The Institute for the Study of War also says that Ukrainian partisan warfare is being waged in Melitopol, Tokmak and Mariupol in the south and Donetsk and Svyatov in the east.
Serhiy Haidai, the exiled governor of eastern Luhansk province, which has been under Russian control since last June, said partisans there were waging a sabotage campaign and attacking suspected Russian collaborators.
In an interview on 23 January, he attributed a recent attack on a railway line that Russia’s military was using to transport troops and equipment to partisans. He declined to provide further details for security reasons and Reuters could not independently confirm Partisan involvement in the attacks.
Dollar said that at the risk of arrest, interrogation, torture and death, partisans in Kherson hung Ukraine’s blue and yellow national colors on trees and relayed Russian positions on Google Earth and other online maps to Ukrainian security officials.
Vitaly Bogdanov, 51, a regional council member, said that during the eight-month Russian occupation, he passed on information collected to law enforcement officials in Kyiv and later used to launch investigations of suspected collaborators.
“We were able to launch a very large number of criminal cases,” he said. He declined to provide further details as the investigation was ongoing.
Kolya, a member of the 4-member Kherson cell, said the group was told by its handlers not to use firearms because information was a more powerful weapon.
Other parties took up arms.
Aleksey Ladin, a lawyer in Russian-occupied Crimea, told Reuters he was defending two Ukrainians held there who have been accused by the FSB of violent attacks against Russians.
Pavlo Zaporozhets served in the Ukrainian military from 2014-17 and joined Ukraine’s GUR military intelligence during the occupation of Kherson, Ladin said.
Ladin said Zaporozhets was arrested while attempting to attack a Russian military night patrol and could face a life sentence on international terrorism charges.
He said Zaporozhye was being held at a detention center in Simferopol and that he and his client had attended a preliminary court hearing in the Russian port city of Rostov-on-Don on February 2 by video link. The court ordered Zaporozhye to be transferred to a facility in Rostov, Ladin said.
According to an FSB account seen by Reuters, Zaporozhye, 31, was arrested by FSB officers in Kherson on May 9 with two grenades, a fishing line and two plastic bottles that he had made into homemade bombs.
Zaparozhets told his interrogators that he had been contacted by a Ukrainian GUR handler codenamed Optimum and agreed to fulfill his order for 30,000 hryvnias ($800) a month, according to FSB case documents seen by Reuters .
Ladin said the FSB account was based on testimony his client had been tortured during interrogation and showed Reuters a copy of Zaporozhye’s handwritten note from last August, in which he described being subjected to beatings and electric shocks while in custody. described as subservient.
Although some details about the FSB account were correct, Ladin said, the FSB falsely accused Zaporozhye of deliberately targeting civilians as well as night patrols.
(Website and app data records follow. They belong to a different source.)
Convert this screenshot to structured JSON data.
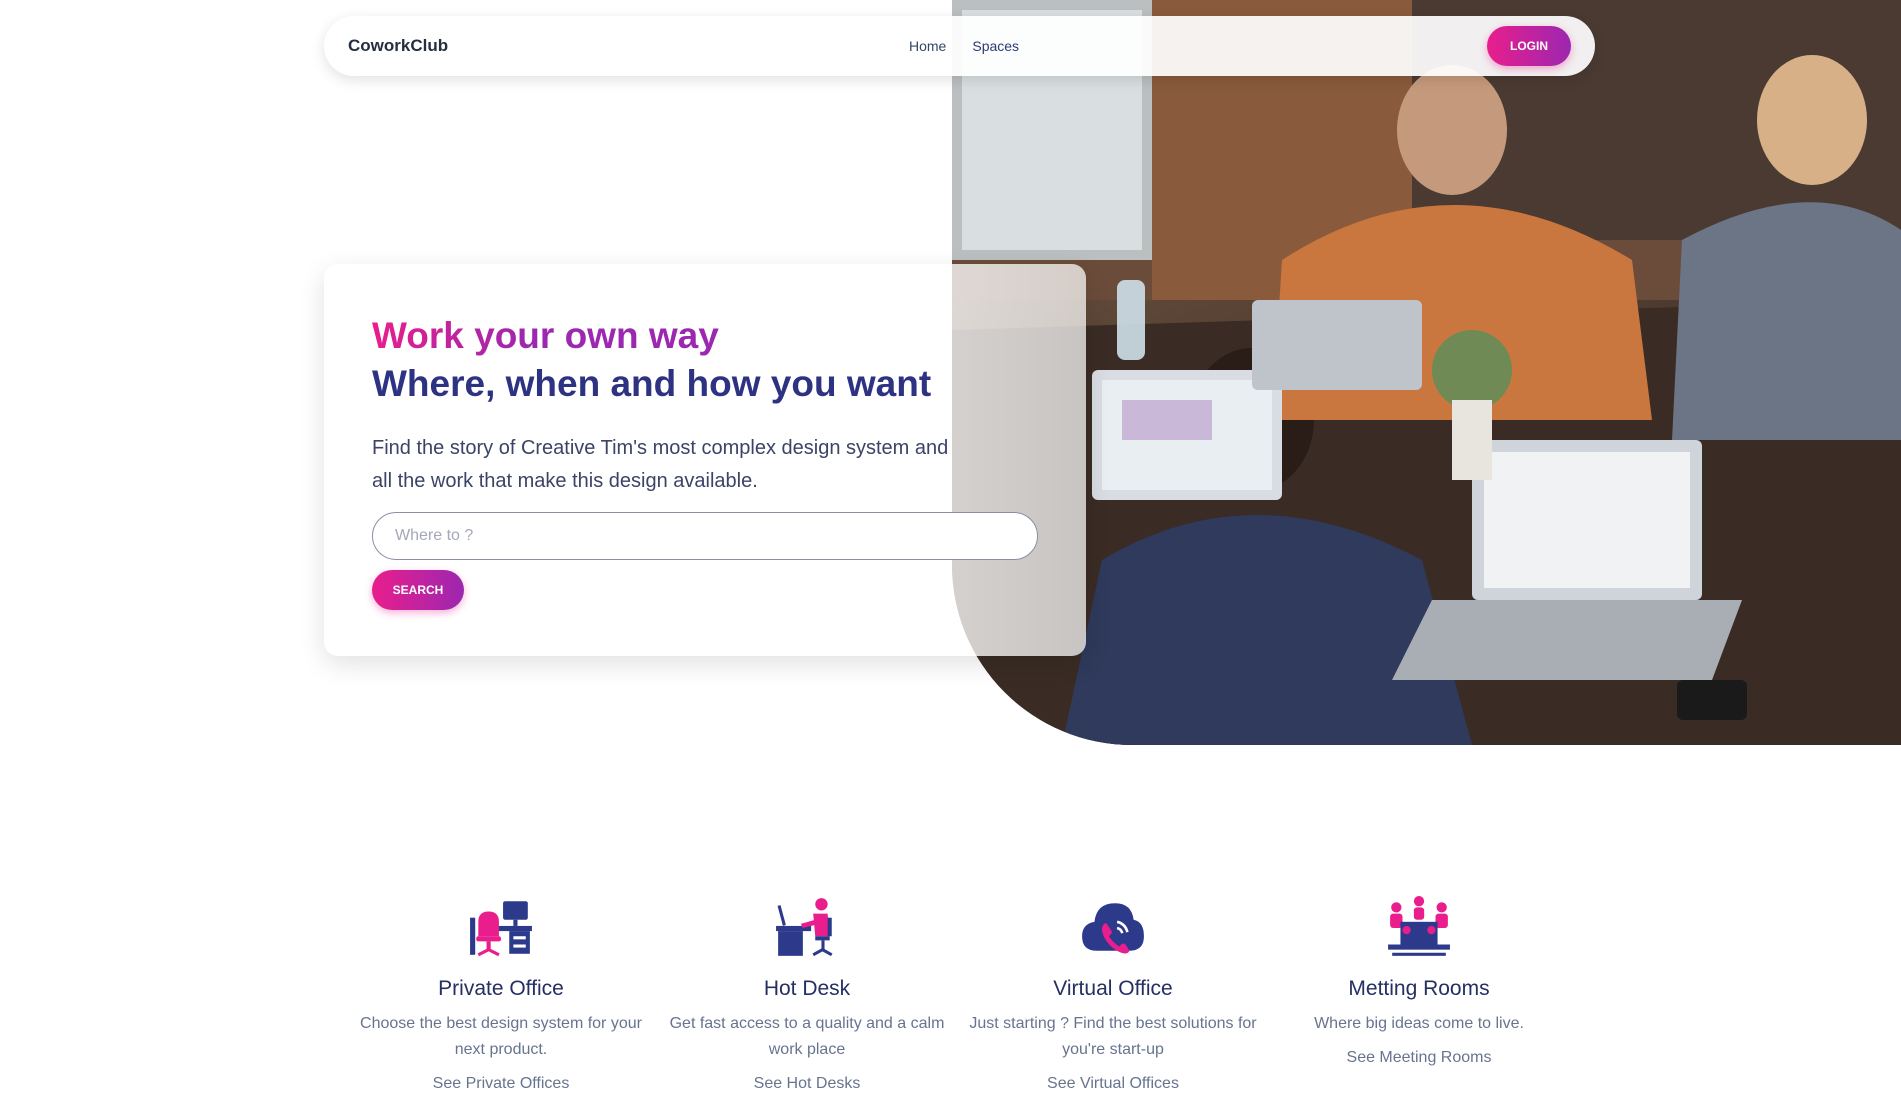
{
  "nav": {
    "brand": "CoworkClub",
    "links": [
      "Home",
      "Spaces"
    ],
    "login": "LOGIN"
  },
  "hero": {
    "title_line1": "Work your own way",
    "title_line2": "Where, when and how you want",
    "subtitle": "Find the story of Creative Tim's most complex design system and all the work that make this design available.",
    "search_placeholder": "Where to ?",
    "search_button": "SEARCH"
  },
  "features": [
    {
      "title": "Private Office",
      "desc": "Choose the best design system for your next product.",
      "link": "See Private Offices",
      "icon": "office-desk-icon"
    },
    {
      "title": "Hot Desk",
      "desc": "Get fast access to a quality and a calm work place",
      "link": "See Hot Desks",
      "icon": "hot-desk-icon"
    },
    {
      "title": "Virtual Office",
      "desc": "Just starting ? Find the best solutions for you're start-up",
      "link": "See Virtual Offices",
      "icon": "cloud-phone-icon"
    },
    {
      "title": "Metting Rooms",
      "desc": "Where big ideas come to live.",
      "link": "See Meeting Rooms",
      "icon": "meeting-room-icon"
    }
  ],
  "colors": {
    "accent_pink": "#e91e8c",
    "accent_purple": "#9c27b0",
    "navy": "#2d3382",
    "icon_blue": "#2d3a8c"
  }
}
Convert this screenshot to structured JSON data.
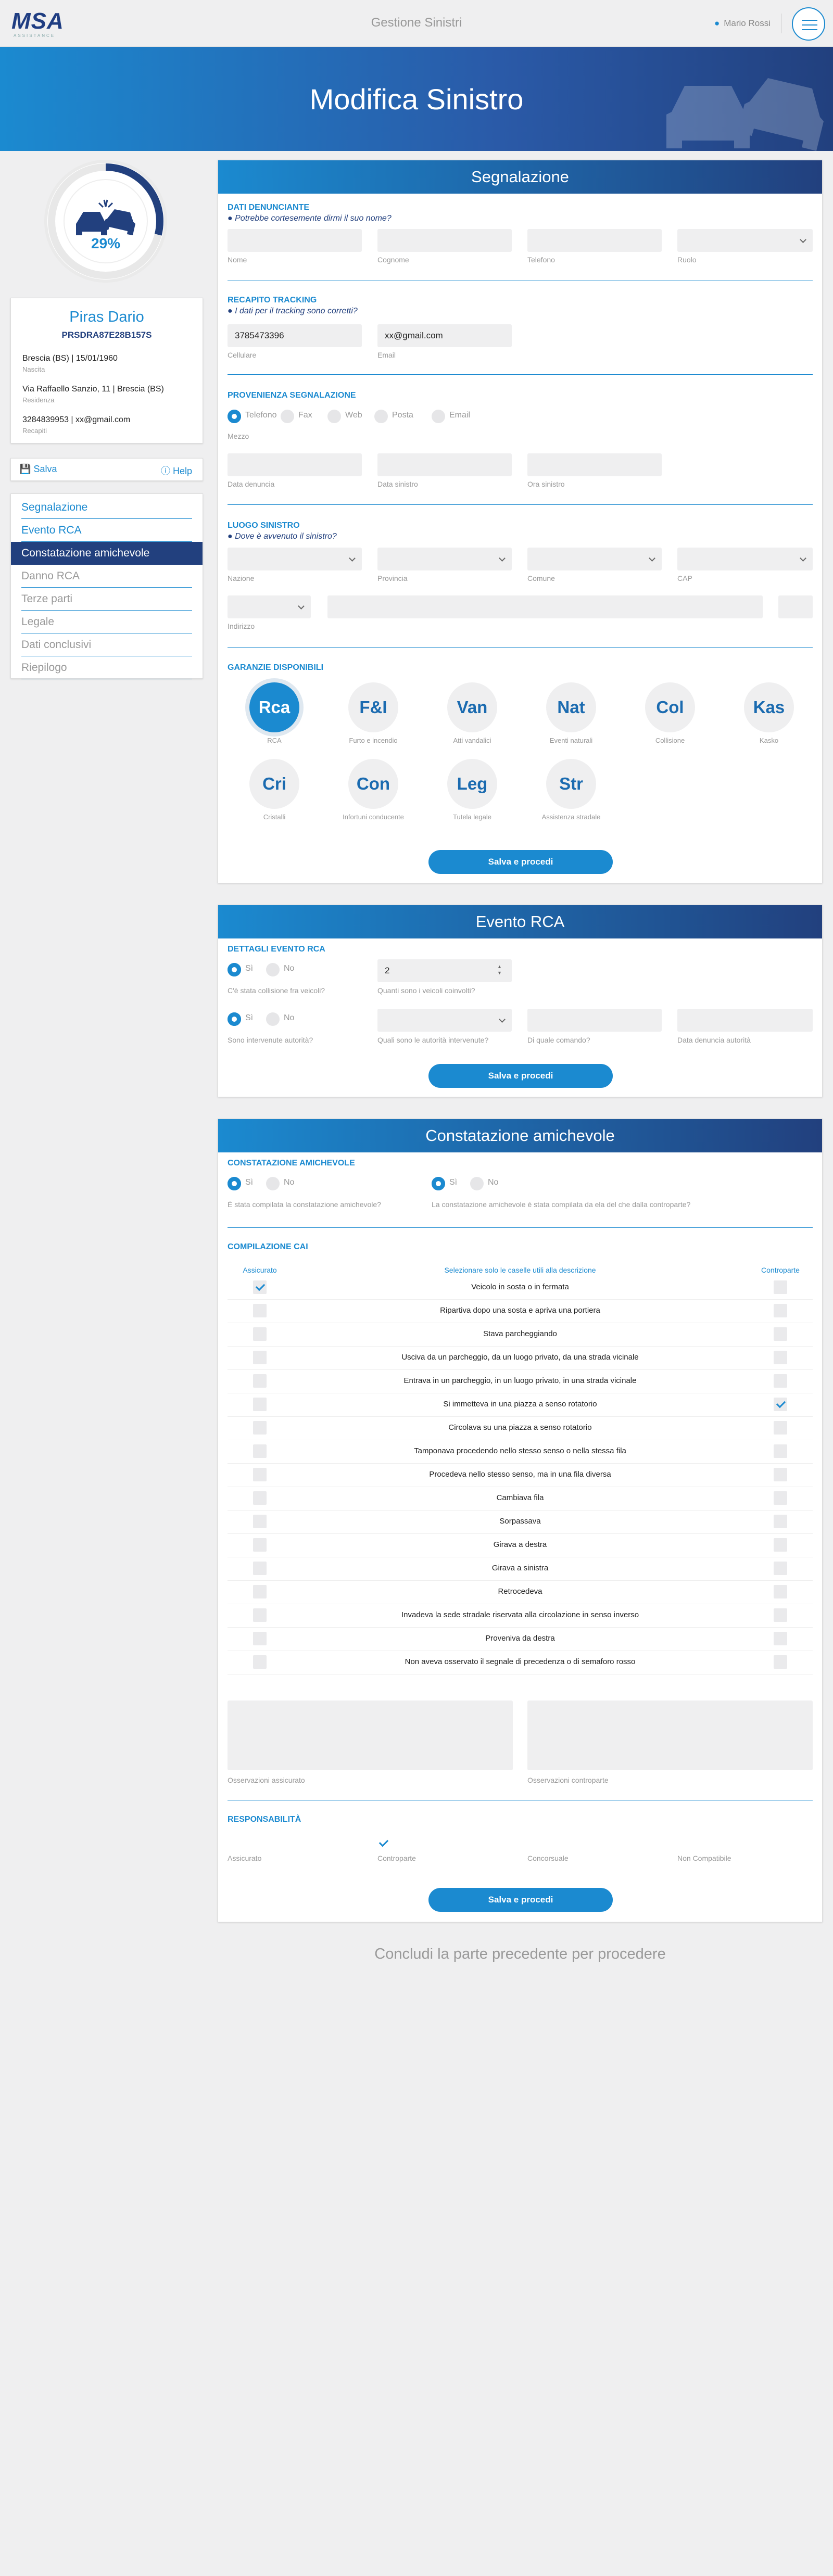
{
  "header": {
    "logo": "MSA",
    "logo_sub": "ASSISTANCE",
    "title": "Gestione Sinistri",
    "user": "Mario Rossi"
  },
  "banner": {
    "title": "Modifica Sinistro"
  },
  "progress": {
    "percent": 29,
    "label": "29%"
  },
  "customer": {
    "name": "Piras Dario",
    "cf": "PRSDRA87E28B157S",
    "birth": "Brescia (BS) | 15/01/1960",
    "birth_label": "Nascita",
    "residence": "Via Raffaello Sanzio, 11 | Brescia (BS)",
    "residence_label": "Residenza",
    "contact": "3284839953 | xx@gmail.com",
    "contact_label": "Recapiti"
  },
  "actions": {
    "save": "Salva",
    "help": "Help"
  },
  "nav": [
    {
      "label": "Segnalazione",
      "state": "link"
    },
    {
      "label": "Evento RCA",
      "state": "link"
    },
    {
      "label": "Constatazione amichevole",
      "state": "active"
    },
    {
      "label": "Danno RCA",
      "state": "disabled"
    },
    {
      "label": "Terze parti",
      "state": "disabled"
    },
    {
      "label": "Legale",
      "state": "disabled"
    },
    {
      "label": "Dati conclusivi",
      "state": "disabled"
    },
    {
      "label": "Riepilogo",
      "state": "disabled"
    }
  ],
  "segnalazione": {
    "title": "Segnalazione",
    "denunciante": {
      "title": "DATI DENUNCIANTE",
      "hint": "Potrebbe cortesemente dirmi il suo nome?",
      "labels": [
        "Nome",
        "Cognome",
        "Telefono",
        "Ruolo"
      ]
    },
    "tracking": {
      "title": "RECAPITO TRACKING",
      "hint": "I dati per il tracking sono corretti?",
      "cell_value": "3785473396",
      "email_value": "xx@gmail.com",
      "cell_label": "Cellulare",
      "email_label": "Email"
    },
    "provenienza": {
      "title": "PROVENIENZA SEGNALAZIONE",
      "options": [
        "Telefono",
        "Fax",
        "Web",
        "Posta",
        "Email"
      ],
      "selected": "Telefono",
      "mezzo_label": "Mezzo",
      "labels": [
        "Data denuncia",
        "Data sinistro",
        "Ora sinistro"
      ]
    },
    "luogo": {
      "title": "LUOGO SINISTRO",
      "hint": "Dove è avvenuto il sinistro?",
      "labels": [
        "Nazione",
        "Provincia",
        "Comune",
        "CAP"
      ],
      "indirizzo_label": "Indirizzo"
    },
    "garanzie": {
      "title": "GARANZIE DISPONIBILI",
      "items": [
        {
          "code": "Rca",
          "label": "RCA",
          "on": true
        },
        {
          "code": "F&I",
          "label": "Furto e incendio",
          "on": false
        },
        {
          "code": "Van",
          "label": "Atti vandalici",
          "on": false
        },
        {
          "code": "Nat",
          "label": "Eventi naturali",
          "on": false
        },
        {
          "code": "Col",
          "label": "Collisione",
          "on": false
        },
        {
          "code": "Kas",
          "label": "Kasko",
          "on": false
        },
        {
          "code": "Cri",
          "label": "Cristalli",
          "on": false
        },
        {
          "code": "Con",
          "label": "Infortuni conducente",
          "on": false
        },
        {
          "code": "Leg",
          "label": "Tutela legale",
          "on": false
        },
        {
          "code": "Str",
          "label": "Assistenza stradale",
          "on": false
        }
      ]
    },
    "button": "Salva e procedi"
  },
  "evento": {
    "title": "Evento RCA",
    "section": "DETTAGLI EVENTO RCA",
    "yes": "Sì",
    "no": "No",
    "q1": "C'è stata collisione fra veicoli?",
    "q2": "Quanti sono i veicoli coinvolti?",
    "vehicles": "2",
    "q3": "Sono intervenute autorità?",
    "q4": "Quali sono le autorità intervenute?",
    "q5": "Di quale comando?",
    "q6": "Data denuncia autorità",
    "button": "Salva e procedi"
  },
  "constatazione": {
    "title": "Constatazione amichevole",
    "section": "CONSTATAZIONE AMICHEVOLE",
    "yes": "Sì",
    "no": "No",
    "q1": "È stata compilata la constatazione amichevole?",
    "q2": "La constatazione amichevole è stata compilata da ela del che dalla controparte?",
    "cai_title": "COMPILAZIONE CAI",
    "col_left": "Assicurato",
    "col_mid": "Selezionare solo le caselle utili alla descrizione",
    "col_right": "Controparte",
    "rows": [
      {
        "text": "Veicolo in sosta o in fermata",
        "a": true,
        "c": false
      },
      {
        "text": "Ripartiva dopo una sosta e apriva una portiera",
        "a": false,
        "c": false
      },
      {
        "text": "Stava parcheggiando",
        "a": false,
        "c": false
      },
      {
        "text": "Usciva da un parcheggio, da un luogo privato, da una strada vicinale",
        "a": false,
        "c": false
      },
      {
        "text": "Entrava in un parcheggio, in un luogo privato, in una strada vicinale",
        "a": false,
        "c": false
      },
      {
        "text": "Si immetteva in una piazza a senso rotatorio",
        "a": false,
        "c": true
      },
      {
        "text": "Circolava su una piazza a senso rotatorio",
        "a": false,
        "c": false
      },
      {
        "text": "Tamponava procedendo nello stesso senso o nella stessa fila",
        "a": false,
        "c": false
      },
      {
        "text": "Procedeva nello stesso senso, ma in una fila diversa",
        "a": false,
        "c": false
      },
      {
        "text": "Cambiava fila",
        "a": false,
        "c": false
      },
      {
        "text": "Sorpassava",
        "a": false,
        "c": false
      },
      {
        "text": "Girava a destra",
        "a": false,
        "c": false
      },
      {
        "text": "Girava a sinistra",
        "a": false,
        "c": false
      },
      {
        "text": "Retrocedeva",
        "a": false,
        "c": false
      },
      {
        "text": "Invadeva la sede stradale riservata alla circolazione in senso inverso",
        "a": false,
        "c": false
      },
      {
        "text": "Proveniva da destra",
        "a": false,
        "c": false
      },
      {
        "text": "Non aveva osservato il segnale di precedenza o di semaforo rosso",
        "a": false,
        "c": false
      }
    ],
    "obs_left": "Osservazioni assicurato",
    "obs_right": "Osservazioni controparte",
    "resp_title": "RESPONSABILITÀ",
    "resp": [
      "Assicurato",
      "Controparte",
      "Concorsuale",
      "Non Compatibile"
    ],
    "resp_selected": "Controparte",
    "button": "Salva e procedi"
  },
  "footer_msg": "Concludi la parte precedente per procedere"
}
Ladin said military action was to be taken with the intention of avoiding civilian casualties during the curfew.
Ladin said the “optimal solution” would be an exchange of Zaporozhets and another client, Yaroslav Zhuk – who was arrested in Melitopol in June and accused of setting up a home-made bomb for Russian POWs held by Ukraine Was. Ladin said Zhuk denied attacking civilian targets.
Ladin said the FSB refused to recognize Zaporozhye as a Ukrainian soldier eligible for a prisoner exchange, saying they could not verify the document produced by the defense. In Zhuk’s case, Ladin says that his client is a combatant covered by the Geneva Conventions; The FSB has not accepted the designation.
Reuters was unable to speak directly to the two detainees.
Dollar, Kolia and Mart – another member of the cell – said they felt compelled to resist the Russian takeover of Kherson because their city had no organized defense when the Russians attacked on 24 February.
Dollar and Mart’s first open bid to confront the Russians came on March 1, he said, when he drove a truck loaded with concrete blocks toward the Antonovsky Bridge, the city’s main entry point, aimed at slowing Russia’s advance. .